Treasury Secretary Timothy Geithner appeared for the first time before the Congressional Oversight Panel this morning, fielding questions on everything from the government's exit strategy for the AIG bailout to the possible conversion of the government's preferred stock holdings to common stock.
One of the more heated exchanges came when Panel Deputy Chair Damon Silvers asked Geithner to explain the rationale behind the Public-Private Investment Program (PPIP). As many commentators have observed, Silvers pointed out that the program will allow private investors to reap enormous profits while assuming almost no risk in the financing of the partnerships. He raised similar concerns about the “profound imbalance” of the government's stake in Citigroup. For instance, after converting the government's holdings in Citi to common stock, taxpayers are no longer guaranteed to receive interest payments from the government's preferred shares.
Geithner kept arguing that we have to think about the “broader prism” of the government's overall stabilization efforts, rather than focusing on the costs and benefits of rescuing individual firms like Citi. Nonetheless, we hope the Panel continues to defend taxpayers' interests when analyzing the effectiveness of the bailout. We've also been raising concerns about the potential for significant taxpayer losses through the PPIP's Legacy Loans Program, and we urge the Panel to consider whether the FDIC is exceeding its statutory authority by guaranteeing up to $1 trillion for the purchase of distressed loans.

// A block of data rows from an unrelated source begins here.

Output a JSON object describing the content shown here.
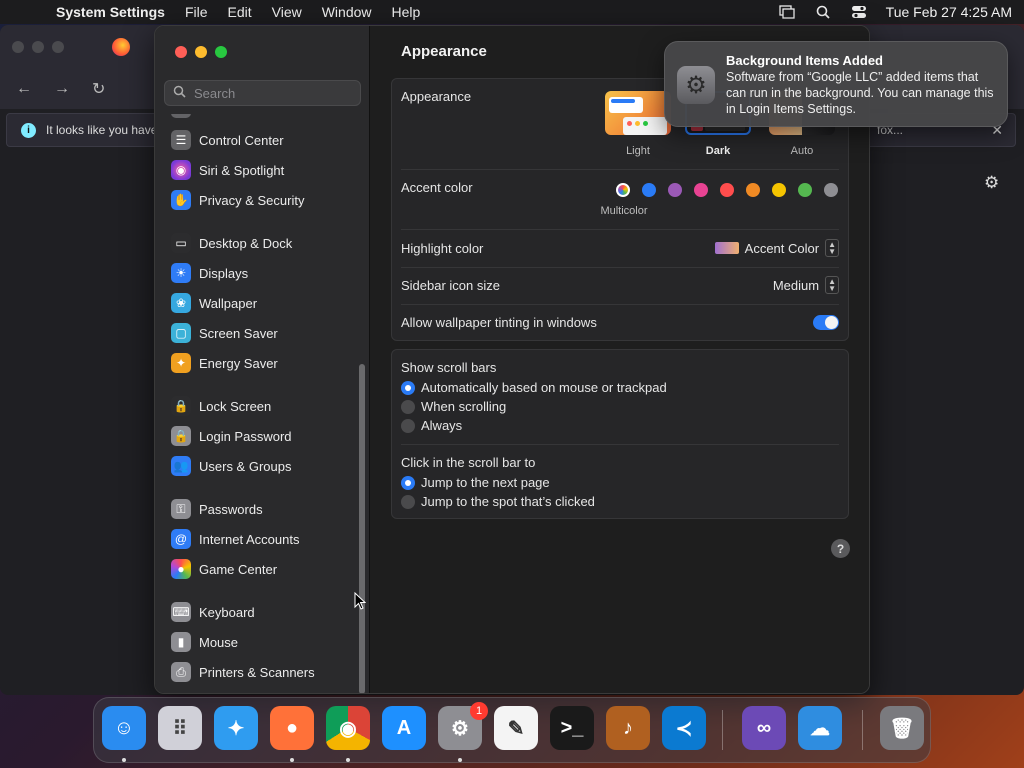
{
  "menubar": {
    "app_name": "System Settings",
    "menus": [
      "File",
      "Edit",
      "View",
      "Window",
      "Help"
    ],
    "clock": "Tue Feb 27  4:25 AM"
  },
  "browser": {
    "info_text": "It looks like you have",
    "info_tail": "fox..."
  },
  "sidebar": {
    "search_placeholder": "Search",
    "items": [
      {
        "label": "Control Center",
        "icon": "control-center-icon",
        "color": "#636366"
      },
      {
        "label": "Siri & Spotlight",
        "icon": "siri-icon",
        "color": "#b04ad8"
      },
      {
        "label": "Privacy & Security",
        "icon": "hand-icon",
        "color": "#2f7cf6"
      },
      {
        "label": "Desktop & Dock",
        "icon": "desktop-icon",
        "color": "#2c2c2e"
      },
      {
        "label": "Displays",
        "icon": "sun-icon",
        "color": "#2f7cf6"
      },
      {
        "label": "Wallpaper",
        "icon": "flower-icon",
        "color": "#36a8e0"
      },
      {
        "label": "Screen Saver",
        "icon": "screen-saver-icon",
        "color": "#3cb2d8"
      },
      {
        "label": "Energy Saver",
        "icon": "lightbulb-icon",
        "color": "#f0a020"
      },
      {
        "label": "Lock Screen",
        "icon": "lock-icon",
        "color": "#2c2c2e"
      },
      {
        "label": "Login Password",
        "icon": "lock-icon",
        "color": "#8e8e93"
      },
      {
        "label": "Users & Groups",
        "icon": "users-icon",
        "color": "#2f7cf6"
      },
      {
        "label": "Passwords",
        "icon": "key-icon",
        "color": "#8e8e93"
      },
      {
        "label": "Internet Accounts",
        "icon": "at-icon",
        "color": "#2f7cf6"
      },
      {
        "label": "Game Center",
        "icon": "game-center-icon",
        "color": "#e8e8e8"
      },
      {
        "label": "Keyboard",
        "icon": "keyboard-icon",
        "color": "#8e8e93"
      },
      {
        "label": "Mouse",
        "icon": "mouse-icon",
        "color": "#8e8e93"
      },
      {
        "label": "Printers & Scanners",
        "icon": "printer-icon",
        "color": "#8e8e93"
      }
    ]
  },
  "content": {
    "title": "Appearance",
    "appearance_label": "Appearance",
    "modes": [
      "Light",
      "Dark",
      "Auto"
    ],
    "selected_mode": "Dark",
    "accent_label": "Accent color",
    "accent_colors": [
      "#2a7bf6",
      "#9b59b6",
      "#e84393",
      "#ff4d4d",
      "#f08a24",
      "#f5c400",
      "#55b850",
      "#8e8e93"
    ],
    "accent_selected_name": "Multicolor",
    "highlight_label": "Highlight color",
    "highlight_value": "Accent Color",
    "sidebar_icon_label": "Sidebar icon size",
    "sidebar_icon_value": "Medium",
    "tinting_label": "Allow wallpaper tinting in windows",
    "tinting_on": true,
    "scrollbars_label": "Show scroll bars",
    "scrollbar_options": [
      "Automatically based on mouse or trackpad",
      "When scrolling",
      "Always"
    ],
    "click_label": "Click in the scroll bar to",
    "click_options": [
      "Jump to the next page",
      "Jump to the spot that’s clicked"
    ],
    "help": "?"
  },
  "notification": {
    "title": "Background Items Added",
    "body": "Software from “Google LLC” added items that can run in the background. You can manage this in Login Items Settings."
  },
  "dock": {
    "items": [
      {
        "name": "finder",
        "color": "#2a8cf0"
      },
      {
        "name": "launchpad",
        "color": "#d0d0d8"
      },
      {
        "name": "safari",
        "color": "#2f9cf0"
      },
      {
        "name": "firefox",
        "color": "#ff7139"
      },
      {
        "name": "chrome",
        "color": "#4285f4"
      },
      {
        "name": "app-store",
        "color": "#1e90ff"
      },
      {
        "name": "system-settings",
        "color": "#8e8e93",
        "badge": "1"
      },
      {
        "name": "textedit",
        "color": "#f4f4f4"
      },
      {
        "name": "terminal",
        "color": "#1a1a1a"
      },
      {
        "name": "garageband",
        "color": "#b06020"
      },
      {
        "name": "vscode",
        "color": "#0b7ad1"
      },
      {
        "name": "visual-studio",
        "color": "#6c4ab6"
      },
      {
        "name": "weather",
        "color": "#2f8de0"
      },
      {
        "name": "trash",
        "color": "#7a7a7e"
      }
    ]
  }
}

Additional concerns about the PPIP were raised in the latest report from Neil Barofksy, the Special Inspector General for the Troubled Asset Relief Program (SIGTARP). The 250-page audit report released today found that “aspects of PPIP make it inherently vulnerable to fraud, waste, and abuse, including significant issues relating to conflicts of interest facing fund managers, collusion between participants, and vulnerabilities to money laundering.”
We're still making our way through the report, but we're glad to see that Barofsky is also taking a close look at executive compensation restrictions for the public-private partnerships, the controversy surrounding the full payments made to AIG's counterparties, and numerous allegations of TARP fraud.
As the government's bailout programs continue to place trillions of dollars at risk, we think it's safe to say that a TARP watchdog is a taxpayer's best friend.
-- Michael Smallberg